ABOUT THIS TASK — Retrieve all lines below that have the string "name".

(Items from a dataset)
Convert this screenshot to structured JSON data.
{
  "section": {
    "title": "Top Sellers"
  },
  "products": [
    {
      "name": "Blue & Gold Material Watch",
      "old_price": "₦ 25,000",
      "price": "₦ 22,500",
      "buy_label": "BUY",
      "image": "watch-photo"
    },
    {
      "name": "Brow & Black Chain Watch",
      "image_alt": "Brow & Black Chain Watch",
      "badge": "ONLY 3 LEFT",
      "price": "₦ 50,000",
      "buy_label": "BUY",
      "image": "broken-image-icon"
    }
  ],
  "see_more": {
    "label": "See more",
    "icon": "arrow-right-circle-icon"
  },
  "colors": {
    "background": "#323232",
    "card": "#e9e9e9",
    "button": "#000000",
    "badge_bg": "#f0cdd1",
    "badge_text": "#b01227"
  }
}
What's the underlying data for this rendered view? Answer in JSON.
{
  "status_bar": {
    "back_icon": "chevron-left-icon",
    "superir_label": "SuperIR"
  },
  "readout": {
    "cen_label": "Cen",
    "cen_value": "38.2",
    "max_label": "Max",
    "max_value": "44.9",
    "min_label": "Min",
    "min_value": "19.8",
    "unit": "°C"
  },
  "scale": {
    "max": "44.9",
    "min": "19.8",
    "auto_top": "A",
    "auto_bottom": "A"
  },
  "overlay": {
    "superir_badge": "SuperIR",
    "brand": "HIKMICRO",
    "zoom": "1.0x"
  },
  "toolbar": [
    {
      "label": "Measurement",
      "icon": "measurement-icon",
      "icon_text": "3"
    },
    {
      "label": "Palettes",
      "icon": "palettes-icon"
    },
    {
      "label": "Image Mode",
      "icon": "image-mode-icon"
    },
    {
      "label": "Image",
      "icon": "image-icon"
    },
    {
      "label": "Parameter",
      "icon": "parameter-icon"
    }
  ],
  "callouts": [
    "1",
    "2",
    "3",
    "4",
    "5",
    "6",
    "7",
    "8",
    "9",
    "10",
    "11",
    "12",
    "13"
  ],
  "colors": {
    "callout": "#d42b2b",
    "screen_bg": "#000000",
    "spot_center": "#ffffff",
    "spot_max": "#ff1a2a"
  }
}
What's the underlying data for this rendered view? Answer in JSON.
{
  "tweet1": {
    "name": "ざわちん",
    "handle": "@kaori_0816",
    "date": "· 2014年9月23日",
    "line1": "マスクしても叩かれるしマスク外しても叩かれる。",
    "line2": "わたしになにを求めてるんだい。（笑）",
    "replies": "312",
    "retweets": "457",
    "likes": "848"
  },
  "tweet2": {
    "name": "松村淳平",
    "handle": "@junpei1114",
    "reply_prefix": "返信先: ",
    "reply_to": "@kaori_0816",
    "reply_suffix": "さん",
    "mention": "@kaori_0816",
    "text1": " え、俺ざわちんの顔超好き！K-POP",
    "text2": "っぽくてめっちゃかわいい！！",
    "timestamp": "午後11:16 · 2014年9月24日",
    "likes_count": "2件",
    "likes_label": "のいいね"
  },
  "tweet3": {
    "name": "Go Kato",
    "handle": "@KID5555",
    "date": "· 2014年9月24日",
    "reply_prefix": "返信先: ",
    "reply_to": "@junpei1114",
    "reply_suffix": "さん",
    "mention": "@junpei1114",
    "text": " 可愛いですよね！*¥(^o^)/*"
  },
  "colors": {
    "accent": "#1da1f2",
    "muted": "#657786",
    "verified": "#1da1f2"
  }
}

ANSWER SECTION —
      "name": "Blue & Gold Material Watch",
      "name": "Brow & Black Chain Watch",
    "name": "ざわちん",
    "name": "松村淳平",
    "name": "Go Kato",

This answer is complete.